▶ [Entries from a dataset of interfaces]:
--
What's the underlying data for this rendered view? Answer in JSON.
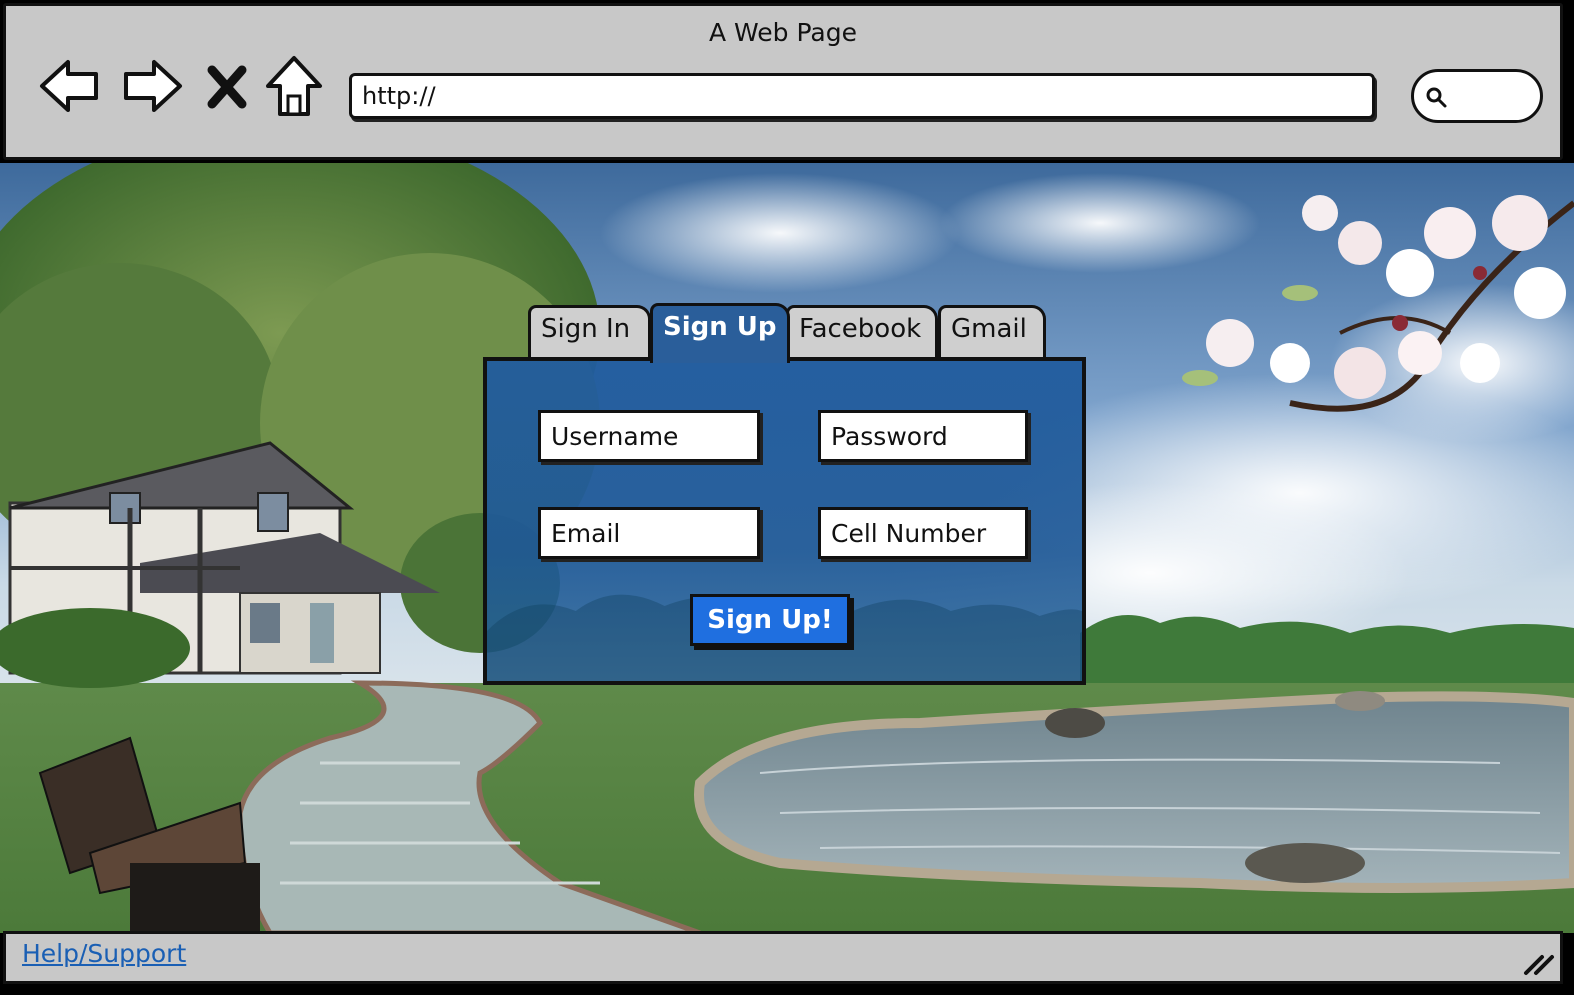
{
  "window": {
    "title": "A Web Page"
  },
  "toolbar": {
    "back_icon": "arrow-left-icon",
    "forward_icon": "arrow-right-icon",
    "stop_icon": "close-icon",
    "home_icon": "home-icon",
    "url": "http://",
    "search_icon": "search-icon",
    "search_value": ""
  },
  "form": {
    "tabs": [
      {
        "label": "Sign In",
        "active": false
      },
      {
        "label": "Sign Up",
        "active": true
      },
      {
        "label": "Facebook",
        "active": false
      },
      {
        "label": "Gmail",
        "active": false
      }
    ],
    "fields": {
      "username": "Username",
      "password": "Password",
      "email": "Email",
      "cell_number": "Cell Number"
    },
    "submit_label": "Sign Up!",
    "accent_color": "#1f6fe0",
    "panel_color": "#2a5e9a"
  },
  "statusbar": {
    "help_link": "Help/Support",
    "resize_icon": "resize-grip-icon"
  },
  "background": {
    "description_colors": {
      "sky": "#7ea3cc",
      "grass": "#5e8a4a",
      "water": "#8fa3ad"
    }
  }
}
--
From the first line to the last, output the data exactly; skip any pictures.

▶ [Expected answer]:
What's the underlying data for this rendered view? Answer in JSON.
{
  "window": {
    "title": "A Web Page"
  },
  "toolbar": {
    "back_icon": "arrow-left-icon",
    "forward_icon": "arrow-right-icon",
    "stop_icon": "close-icon",
    "home_icon": "home-icon",
    "url": "http://",
    "search_icon": "search-icon",
    "search_value": ""
  },
  "form": {
    "tabs": [
      {
        "label": "Sign In",
        "active": false
      },
      {
        "label": "Sign Up",
        "active": true
      },
      {
        "label": "Facebook",
        "active": false
      },
      {
        "label": "Gmail",
        "active": false
      }
    ],
    "fields": {
      "username": "Username",
      "password": "Password",
      "email": "Email",
      "cell_number": "Cell Number"
    },
    "submit_label": "Sign Up!",
    "accent_color": "#1f6fe0",
    "panel_color": "#2a5e9a"
  },
  "statusbar": {
    "help_link": "Help/Support",
    "resize_icon": "resize-grip-icon"
  },
  "background": {
    "description_colors": {
      "sky": "#7ea3cc",
      "grass": "#5e8a4a",
      "water": "#8fa3ad"
    }
  }
}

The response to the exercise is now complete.